I would like every line of the records below that contains the word "flag" copied.

━━━━━ Working data

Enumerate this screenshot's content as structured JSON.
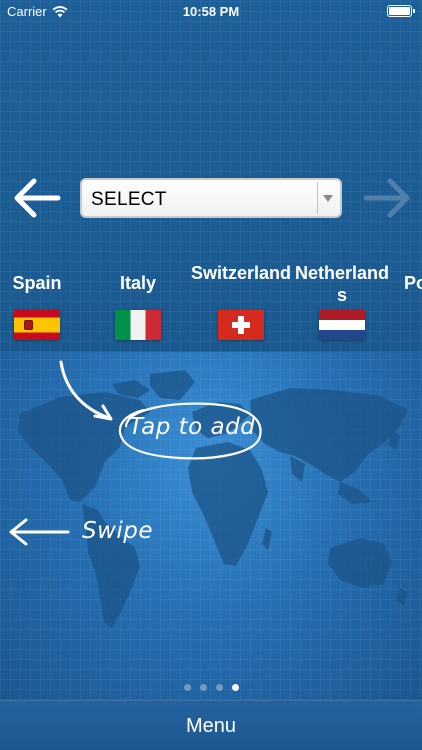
{
  "status_bar": {
    "carrier": "Carrier",
    "time": "10:58 PM"
  },
  "selector": {
    "value": "SELECT"
  },
  "countries": [
    {
      "name": "Spain",
      "flag": "spain-flag"
    },
    {
      "name": "Italy",
      "flag": "italy-flag"
    },
    {
      "name": "Switzerland",
      "flag": "switzerland-flag"
    },
    {
      "name": "Netherlands",
      "flag": "netherlands-flag"
    },
    {
      "name": "Po",
      "flag": ""
    }
  ],
  "hints": {
    "tap": "Tap to add",
    "swipe": "Swipe"
  },
  "pager": {
    "total": 4,
    "active_index": 3
  },
  "menu": {
    "label": "Menu"
  },
  "colors": {
    "background": "#1b5c93",
    "accent": "#ffffff"
  }
}
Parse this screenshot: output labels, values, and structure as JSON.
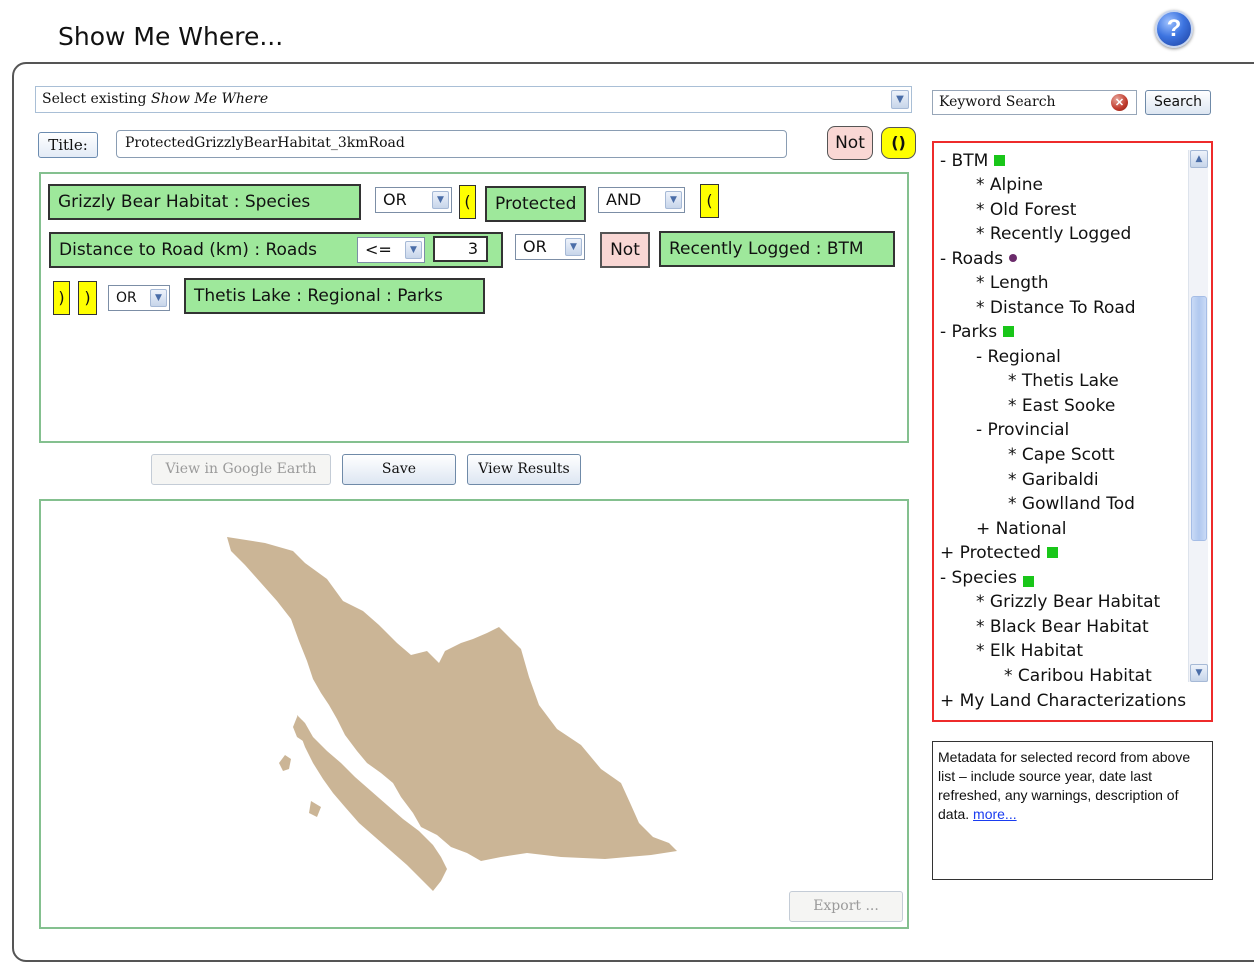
{
  "page": {
    "title": "Show Me Where...",
    "help_icon_glyph": "?"
  },
  "query": {
    "select_prefix": "Select existing ",
    "select_italic": "Show Me Where",
    "title_label": "Title:",
    "title_value": "ProtectedGrizzlyBearHabitat_3kmRoad",
    "not_label": "Not",
    "paren_label": "()"
  },
  "builder": {
    "term_1": "Grizzly Bear Habitat : Species",
    "op_1": "OR",
    "open_paren_1": "(",
    "term_2": "Protected",
    "op_2": "AND",
    "open_paren_2": "(",
    "term_3": "Distance to Road (km) : Roads",
    "comparator": "<=",
    "number_value": "3",
    "op_3": "OR",
    "not_label": "Not",
    "term_4": "Recently Logged : BTM",
    "close_paren_1": ")",
    "close_paren_2": ")",
    "op_4": "OR",
    "term_5": "Thetis Lake : Regional : Parks"
  },
  "actions": {
    "google_earth": "View in Google Earth",
    "save": "Save",
    "view_results": "View Results",
    "export": "Export ..."
  },
  "search": {
    "placeholder": "Keyword Search",
    "button": "Search"
  },
  "tree": {
    "items": [
      "- BTM",
      "* Alpine",
      "* Old Forest",
      "* Recently Logged",
      "- Roads",
      "* Length",
      "* Distance To Road",
      "- Parks",
      "- Regional",
      "* Thetis Lake",
      "* East Sooke",
      "- Provincial",
      "* Cape Scott",
      "* Garibaldi",
      "* Gowlland Tod",
      "+ National",
      "+ Protected",
      "- Species",
      "* Grizzly Bear Habitat",
      "* Black Bear Habitat",
      "* Elk Habitat",
      "* Caribou Habitat",
      "+ My Land Characterizations"
    ]
  },
  "metadata": {
    "text": "Metadata for selected record from above list – include source year, date last refreshed, any warnings, description of data. ",
    "link": "more..."
  },
  "colors": {
    "term_green": "#9ee89b",
    "paren_yellow": "#ffff00",
    "not_pink": "#f9d7d4",
    "tree_border_red": "#ee2b2b",
    "map_land": "#cbb596"
  }
}
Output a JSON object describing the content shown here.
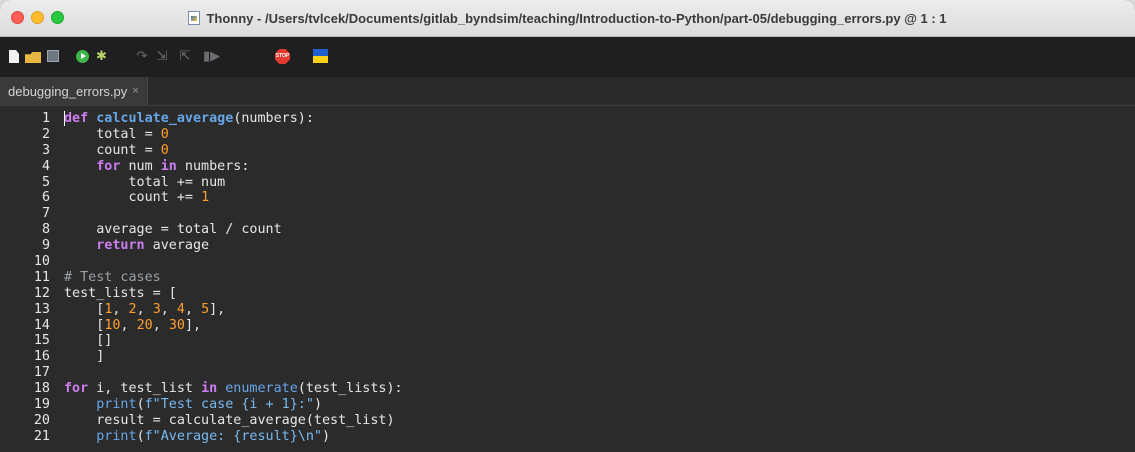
{
  "window": {
    "title": "Thonny  -  /Users/tvlcek/Documents/gitlab_byndsim/teaching/Introduction-to-Python/part-05/debugging_errors.py  @  1 : 1"
  },
  "toolbar": {
    "icons": [
      "new-file-icon",
      "open-file-icon",
      "save-icon",
      "run-icon",
      "debug-icon",
      "step-over-icon",
      "step-into-icon",
      "step-out-icon",
      "resume-icon",
      "stop-icon",
      "ukraine-flag-icon"
    ],
    "stop_label": "STOP"
  },
  "tabs": [
    {
      "label": "debugging_errors.py",
      "close": "×"
    }
  ],
  "editor": {
    "lines": [
      {
        "n": "1",
        "tokens": [
          {
            "t": "def",
            "c": "kw"
          },
          {
            "t": " ",
            "c": "op"
          },
          {
            "t": "calculate_average",
            "c": "fn"
          },
          {
            "t": "(numbers):",
            "c": "op"
          }
        ]
      },
      {
        "n": "2",
        "tokens": [
          {
            "t": "    total = ",
            "c": "op"
          },
          {
            "t": "0",
            "c": "num"
          }
        ]
      },
      {
        "n": "3",
        "tokens": [
          {
            "t": "    count = ",
            "c": "op"
          },
          {
            "t": "0",
            "c": "num"
          }
        ]
      },
      {
        "n": "4",
        "tokens": [
          {
            "t": "    ",
            "c": "op"
          },
          {
            "t": "for",
            "c": "kw"
          },
          {
            "t": " num ",
            "c": "op"
          },
          {
            "t": "in",
            "c": "kw"
          },
          {
            "t": " numbers:",
            "c": "op"
          }
        ]
      },
      {
        "n": "5",
        "tokens": [
          {
            "t": "        total += num",
            "c": "op"
          }
        ]
      },
      {
        "n": "6",
        "tokens": [
          {
            "t": "        count += ",
            "c": "op"
          },
          {
            "t": "1",
            "c": "num"
          }
        ]
      },
      {
        "n": "7",
        "tokens": []
      },
      {
        "n": "8",
        "tokens": [
          {
            "t": "    average = total / count",
            "c": "op"
          }
        ]
      },
      {
        "n": "9",
        "tokens": [
          {
            "t": "    ",
            "c": "op"
          },
          {
            "t": "return",
            "c": "kw"
          },
          {
            "t": " average",
            "c": "op"
          }
        ]
      },
      {
        "n": "10",
        "tokens": []
      },
      {
        "n": "11",
        "tokens": [
          {
            "t": "# Test cases",
            "c": "cmt"
          }
        ]
      },
      {
        "n": "12",
        "tokens": [
          {
            "t": "test_lists = [",
            "c": "op"
          }
        ]
      },
      {
        "n": "13",
        "tokens": [
          {
            "t": "    [",
            "c": "op"
          },
          {
            "t": "1",
            "c": "num"
          },
          {
            "t": ", ",
            "c": "op"
          },
          {
            "t": "2",
            "c": "num"
          },
          {
            "t": ", ",
            "c": "op"
          },
          {
            "t": "3",
            "c": "num"
          },
          {
            "t": ", ",
            "c": "op"
          },
          {
            "t": "4",
            "c": "num"
          },
          {
            "t": ", ",
            "c": "op"
          },
          {
            "t": "5",
            "c": "num"
          },
          {
            "t": "],",
            "c": "op"
          }
        ]
      },
      {
        "n": "14",
        "tokens": [
          {
            "t": "    [",
            "c": "op"
          },
          {
            "t": "10",
            "c": "num"
          },
          {
            "t": ", ",
            "c": "op"
          },
          {
            "t": "20",
            "c": "num"
          },
          {
            "t": ", ",
            "c": "op"
          },
          {
            "t": "30",
            "c": "num"
          },
          {
            "t": "],",
            "c": "op"
          }
        ]
      },
      {
        "n": "15",
        "tokens": [
          {
            "t": "    []",
            "c": "op"
          }
        ]
      },
      {
        "n": "16",
        "tokens": [
          {
            "t": "    ]",
            "c": "op"
          }
        ]
      },
      {
        "n": "17",
        "tokens": []
      },
      {
        "n": "18",
        "tokens": [
          {
            "t": "for",
            "c": "kw"
          },
          {
            "t": " i, test_list ",
            "c": "op"
          },
          {
            "t": "in",
            "c": "kw"
          },
          {
            "t": " ",
            "c": "op"
          },
          {
            "t": "enumerate",
            "c": "bi"
          },
          {
            "t": "(test_lists):",
            "c": "op"
          }
        ]
      },
      {
        "n": "19",
        "tokens": [
          {
            "t": "    ",
            "c": "op"
          },
          {
            "t": "print",
            "c": "bi"
          },
          {
            "t": "(",
            "c": "op"
          },
          {
            "t": "f\"Test case {i + 1}:\"",
            "c": "str"
          },
          {
            "t": ")",
            "c": "op"
          }
        ]
      },
      {
        "n": "20",
        "tokens": [
          {
            "t": "    result = calculate_average(test_list)",
            "c": "op"
          }
        ]
      },
      {
        "n": "21",
        "tokens": [
          {
            "t": "    ",
            "c": "op"
          },
          {
            "t": "print",
            "c": "bi"
          },
          {
            "t": "(",
            "c": "op"
          },
          {
            "t": "f\"Average: {result}\\n\"",
            "c": "str"
          },
          {
            "t": ")",
            "c": "op"
          }
        ]
      }
    ]
  }
}
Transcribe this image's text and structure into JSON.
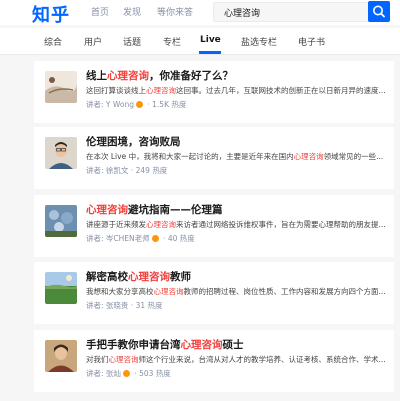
{
  "header": {
    "logo": "知乎",
    "nav": [
      "首页",
      "发现",
      "等你来答"
    ],
    "search": {
      "value": "心理咨询"
    }
  },
  "tabs": [
    "综合",
    "用户",
    "话题",
    "专栏",
    "Live",
    "盐选专栏",
    "电子书"
  ],
  "active_tab": "Live",
  "meta_labels": {
    "speaker_prefix": "讲者:",
    "dot": "·",
    "heat_suffix": "热度"
  },
  "results": [
    {
      "title_pre": "线上",
      "title_hl": "心理咨询",
      "title_post": "，你准备好了么？",
      "desc_pre": "这回打算谈谈线上",
      "desc_hl": "心理咨询",
      "desc_post": "这回事。过去几年，互联网技术的创新正在以日新月异的速度...",
      "speaker": "Y Wong",
      "badge": true,
      "heat": "1.5K",
      "thumb_icon": "curve-landscape-icon"
    },
    {
      "title_pre": "伦理困境，咨询败局",
      "title_hl": "",
      "title_post": "",
      "desc_pre": "在本次 Live 中，我将和大家一起讨论的，主要是近年来在国内",
      "desc_hl": "心理咨询",
      "desc_post": "领域常见的一些...",
      "speaker": "徐凯文",
      "badge": false,
      "heat": "249",
      "thumb_icon": "man-portrait-icon"
    },
    {
      "title_pre": "",
      "title_hl": "心理咨询",
      "title_post": "避坑指南——伦理篇",
      "desc_pre": "讲座源于近来频发",
      "desc_hl": "心理咨询",
      "desc_post": "来访者通过网络投诉维权事件，旨在为需要心理帮助的朋友提...",
      "speaker": "岑CHEN老师",
      "badge": true,
      "heat": "40",
      "thumb_icon": "blue-flowers-icon"
    },
    {
      "title_pre": "解密高校",
      "title_hl": "心理咨询",
      "title_post": "教师",
      "desc_pre": "我想和大家分享高校",
      "desc_hl": "心理咨询",
      "desc_post": "教师的招聘过程、岗位性质、工作内容和发展方向四个方面...",
      "speaker": "张晓贵",
      "badge": false,
      "heat": "31",
      "thumb_icon": "green-field-icon"
    },
    {
      "title_pre": "手把手教你申请台湾",
      "title_hl": "心理咨询",
      "title_post": "硕士",
      "desc_pre": "对我们",
      "desc_hl": "心理咨询",
      "desc_post": "师这个行业来说，台湾从对人才的教学培养、认证考核、系统合作、学术...",
      "speaker": "张灿",
      "badge": true,
      "heat": "503",
      "thumb_icon": "portrait-photo-icon"
    }
  ],
  "colors": {
    "brand": "#0066ff",
    "highlight": "#f1403c",
    "badge": "#ff9607",
    "meta": "#8590a6"
  }
}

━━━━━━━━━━

| Solution |
      "flag": "spain-flag"
      "flag": "italy-flag"
      "flag": "switzerland-flag"
      "flag": "netherlands-flag"
      "flag": ""
      "ukraine-flag-icon"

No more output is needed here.